■ **EXERCISE BRIEF**
Show all lines of the listing that hold the word "Sequence".

■ **SUPPLIED RECORDS**
<<<<
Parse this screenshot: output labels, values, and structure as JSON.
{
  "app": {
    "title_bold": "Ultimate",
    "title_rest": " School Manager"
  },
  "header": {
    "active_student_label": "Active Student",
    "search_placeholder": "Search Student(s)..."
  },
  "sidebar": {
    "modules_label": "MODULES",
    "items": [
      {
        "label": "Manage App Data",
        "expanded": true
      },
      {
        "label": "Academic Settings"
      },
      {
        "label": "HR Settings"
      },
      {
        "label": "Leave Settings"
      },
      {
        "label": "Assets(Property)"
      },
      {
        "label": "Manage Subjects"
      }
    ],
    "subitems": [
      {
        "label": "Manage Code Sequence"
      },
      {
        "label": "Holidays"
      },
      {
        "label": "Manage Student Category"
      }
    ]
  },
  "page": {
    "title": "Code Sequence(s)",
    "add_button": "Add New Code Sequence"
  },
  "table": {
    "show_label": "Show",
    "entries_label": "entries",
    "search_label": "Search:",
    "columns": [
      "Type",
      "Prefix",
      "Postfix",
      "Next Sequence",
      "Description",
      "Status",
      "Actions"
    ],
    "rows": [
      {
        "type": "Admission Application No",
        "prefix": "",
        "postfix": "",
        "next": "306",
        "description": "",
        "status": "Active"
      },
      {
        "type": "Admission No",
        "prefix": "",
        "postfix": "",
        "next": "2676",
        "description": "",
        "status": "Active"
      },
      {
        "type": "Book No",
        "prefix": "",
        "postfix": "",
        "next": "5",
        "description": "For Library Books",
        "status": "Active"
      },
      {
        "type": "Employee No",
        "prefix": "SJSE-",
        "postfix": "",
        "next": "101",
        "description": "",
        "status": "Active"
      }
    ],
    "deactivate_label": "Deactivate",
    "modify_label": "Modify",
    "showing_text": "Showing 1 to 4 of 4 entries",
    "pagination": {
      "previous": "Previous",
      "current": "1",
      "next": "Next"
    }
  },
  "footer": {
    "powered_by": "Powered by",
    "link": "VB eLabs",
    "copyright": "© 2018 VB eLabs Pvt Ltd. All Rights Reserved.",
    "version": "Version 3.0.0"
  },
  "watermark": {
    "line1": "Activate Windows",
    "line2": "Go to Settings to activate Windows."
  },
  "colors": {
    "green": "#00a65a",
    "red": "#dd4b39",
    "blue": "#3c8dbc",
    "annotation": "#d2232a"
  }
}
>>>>
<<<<
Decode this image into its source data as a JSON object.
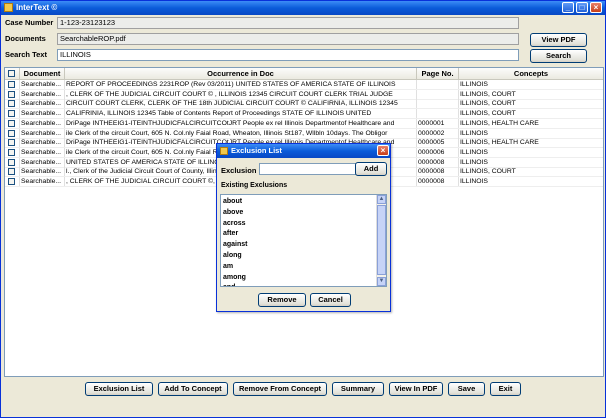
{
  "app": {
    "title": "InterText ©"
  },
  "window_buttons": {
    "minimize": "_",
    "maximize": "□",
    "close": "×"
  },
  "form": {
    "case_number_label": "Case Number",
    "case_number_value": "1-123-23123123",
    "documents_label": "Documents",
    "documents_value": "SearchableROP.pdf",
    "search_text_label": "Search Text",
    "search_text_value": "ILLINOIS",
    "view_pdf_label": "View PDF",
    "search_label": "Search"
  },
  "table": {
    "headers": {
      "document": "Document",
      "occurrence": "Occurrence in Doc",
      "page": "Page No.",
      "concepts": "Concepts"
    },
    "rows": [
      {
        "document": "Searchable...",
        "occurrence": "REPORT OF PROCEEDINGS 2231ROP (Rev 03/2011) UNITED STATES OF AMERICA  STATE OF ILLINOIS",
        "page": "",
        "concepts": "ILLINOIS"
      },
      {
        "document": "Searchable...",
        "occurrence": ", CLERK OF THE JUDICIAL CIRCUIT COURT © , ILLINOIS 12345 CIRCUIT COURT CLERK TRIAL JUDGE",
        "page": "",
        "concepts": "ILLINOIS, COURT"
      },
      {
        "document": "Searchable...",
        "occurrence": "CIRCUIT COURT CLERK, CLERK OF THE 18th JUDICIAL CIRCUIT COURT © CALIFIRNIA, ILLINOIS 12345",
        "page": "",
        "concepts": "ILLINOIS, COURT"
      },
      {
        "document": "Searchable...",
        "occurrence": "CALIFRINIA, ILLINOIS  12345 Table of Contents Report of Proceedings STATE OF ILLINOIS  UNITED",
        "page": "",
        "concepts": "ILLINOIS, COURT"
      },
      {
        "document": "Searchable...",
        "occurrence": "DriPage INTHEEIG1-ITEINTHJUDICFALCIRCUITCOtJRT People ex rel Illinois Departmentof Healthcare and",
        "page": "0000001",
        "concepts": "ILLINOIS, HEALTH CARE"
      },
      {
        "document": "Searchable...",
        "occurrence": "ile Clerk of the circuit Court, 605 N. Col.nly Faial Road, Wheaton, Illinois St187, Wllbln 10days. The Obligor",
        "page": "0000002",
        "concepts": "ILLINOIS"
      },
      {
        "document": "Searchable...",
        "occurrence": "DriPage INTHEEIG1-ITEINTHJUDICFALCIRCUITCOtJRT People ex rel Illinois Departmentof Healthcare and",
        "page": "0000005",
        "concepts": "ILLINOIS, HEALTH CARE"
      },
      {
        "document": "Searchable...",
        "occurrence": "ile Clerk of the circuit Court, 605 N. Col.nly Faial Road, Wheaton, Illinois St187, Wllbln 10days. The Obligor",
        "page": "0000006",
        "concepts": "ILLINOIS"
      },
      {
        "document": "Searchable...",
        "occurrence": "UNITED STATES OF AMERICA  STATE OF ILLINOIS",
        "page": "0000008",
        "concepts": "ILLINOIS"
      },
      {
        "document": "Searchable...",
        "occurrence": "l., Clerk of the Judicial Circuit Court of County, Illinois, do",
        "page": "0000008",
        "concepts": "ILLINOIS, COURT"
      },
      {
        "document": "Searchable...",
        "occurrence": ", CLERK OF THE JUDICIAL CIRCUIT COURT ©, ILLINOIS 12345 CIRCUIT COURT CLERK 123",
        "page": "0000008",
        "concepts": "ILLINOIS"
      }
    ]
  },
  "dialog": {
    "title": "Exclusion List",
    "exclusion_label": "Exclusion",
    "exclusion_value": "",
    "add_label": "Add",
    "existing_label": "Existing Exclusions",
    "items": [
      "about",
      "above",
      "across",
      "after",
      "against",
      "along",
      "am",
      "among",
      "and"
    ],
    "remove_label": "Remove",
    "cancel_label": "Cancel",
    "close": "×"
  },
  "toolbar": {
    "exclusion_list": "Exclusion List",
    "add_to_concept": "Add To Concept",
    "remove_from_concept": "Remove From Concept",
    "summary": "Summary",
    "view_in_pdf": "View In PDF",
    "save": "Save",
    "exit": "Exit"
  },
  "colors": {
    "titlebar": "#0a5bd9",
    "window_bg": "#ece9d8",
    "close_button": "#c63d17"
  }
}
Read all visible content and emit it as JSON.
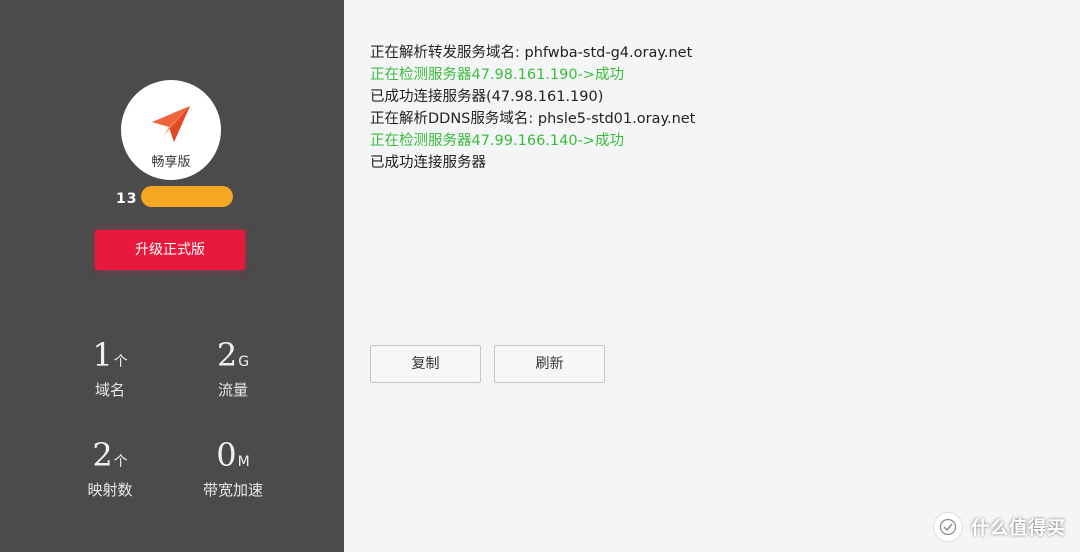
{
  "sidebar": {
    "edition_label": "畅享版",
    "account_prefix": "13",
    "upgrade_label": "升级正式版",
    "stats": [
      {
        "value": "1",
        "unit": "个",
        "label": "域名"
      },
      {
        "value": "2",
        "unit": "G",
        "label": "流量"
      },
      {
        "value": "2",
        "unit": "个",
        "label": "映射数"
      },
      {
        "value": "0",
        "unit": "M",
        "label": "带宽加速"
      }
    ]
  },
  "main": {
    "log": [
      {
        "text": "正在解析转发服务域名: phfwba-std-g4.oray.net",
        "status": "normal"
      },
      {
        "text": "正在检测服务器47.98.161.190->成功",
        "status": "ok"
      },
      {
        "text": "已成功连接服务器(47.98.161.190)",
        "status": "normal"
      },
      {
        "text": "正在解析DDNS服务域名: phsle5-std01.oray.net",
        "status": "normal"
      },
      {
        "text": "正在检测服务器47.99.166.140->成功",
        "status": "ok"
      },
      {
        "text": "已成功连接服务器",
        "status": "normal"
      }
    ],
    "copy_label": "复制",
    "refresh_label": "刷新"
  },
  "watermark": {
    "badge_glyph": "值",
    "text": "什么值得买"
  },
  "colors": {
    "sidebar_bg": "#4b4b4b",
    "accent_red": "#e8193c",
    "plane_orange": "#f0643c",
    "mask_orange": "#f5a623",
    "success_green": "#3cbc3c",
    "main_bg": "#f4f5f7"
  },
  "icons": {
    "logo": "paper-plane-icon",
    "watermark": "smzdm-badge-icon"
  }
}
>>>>
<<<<
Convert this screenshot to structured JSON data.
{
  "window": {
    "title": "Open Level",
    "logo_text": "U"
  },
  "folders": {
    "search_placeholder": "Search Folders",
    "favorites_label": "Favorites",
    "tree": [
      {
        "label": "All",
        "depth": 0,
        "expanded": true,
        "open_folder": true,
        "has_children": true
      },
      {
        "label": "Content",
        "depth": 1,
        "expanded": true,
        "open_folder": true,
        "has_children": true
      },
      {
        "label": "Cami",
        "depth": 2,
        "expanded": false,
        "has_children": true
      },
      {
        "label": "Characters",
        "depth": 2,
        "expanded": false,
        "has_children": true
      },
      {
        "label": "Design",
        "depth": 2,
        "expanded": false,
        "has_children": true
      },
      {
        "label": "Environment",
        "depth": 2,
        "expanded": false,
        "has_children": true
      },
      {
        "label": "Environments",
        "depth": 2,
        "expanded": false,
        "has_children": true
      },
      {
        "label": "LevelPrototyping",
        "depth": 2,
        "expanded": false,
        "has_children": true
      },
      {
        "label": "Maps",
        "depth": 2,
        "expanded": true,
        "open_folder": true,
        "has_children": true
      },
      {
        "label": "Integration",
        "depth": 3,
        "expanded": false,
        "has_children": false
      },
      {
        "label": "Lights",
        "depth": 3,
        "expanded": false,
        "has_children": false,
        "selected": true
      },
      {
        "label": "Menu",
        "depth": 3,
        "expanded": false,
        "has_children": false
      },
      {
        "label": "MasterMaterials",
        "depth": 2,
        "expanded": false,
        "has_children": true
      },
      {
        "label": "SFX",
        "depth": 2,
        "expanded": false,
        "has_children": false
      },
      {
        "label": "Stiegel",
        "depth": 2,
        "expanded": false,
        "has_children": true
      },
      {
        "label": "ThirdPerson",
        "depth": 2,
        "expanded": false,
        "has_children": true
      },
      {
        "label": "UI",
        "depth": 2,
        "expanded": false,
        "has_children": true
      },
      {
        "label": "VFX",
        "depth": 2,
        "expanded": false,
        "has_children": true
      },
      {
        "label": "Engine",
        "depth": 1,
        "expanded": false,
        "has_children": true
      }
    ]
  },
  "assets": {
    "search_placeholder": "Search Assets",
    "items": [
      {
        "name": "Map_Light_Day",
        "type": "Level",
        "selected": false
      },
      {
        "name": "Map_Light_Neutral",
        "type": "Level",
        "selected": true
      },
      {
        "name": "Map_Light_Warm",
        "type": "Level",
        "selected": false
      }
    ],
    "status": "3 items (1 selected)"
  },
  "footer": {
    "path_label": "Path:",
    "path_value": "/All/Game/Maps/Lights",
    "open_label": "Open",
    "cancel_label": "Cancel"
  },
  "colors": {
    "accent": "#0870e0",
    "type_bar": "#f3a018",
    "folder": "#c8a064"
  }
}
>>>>
■ **SOLUTION TO THE PROBLEM**
        "label": "Manage Code Sequence"
    "title": "Code Sequence(s)",
    "add_button": "Add New Code Sequence"
      "Next Sequence",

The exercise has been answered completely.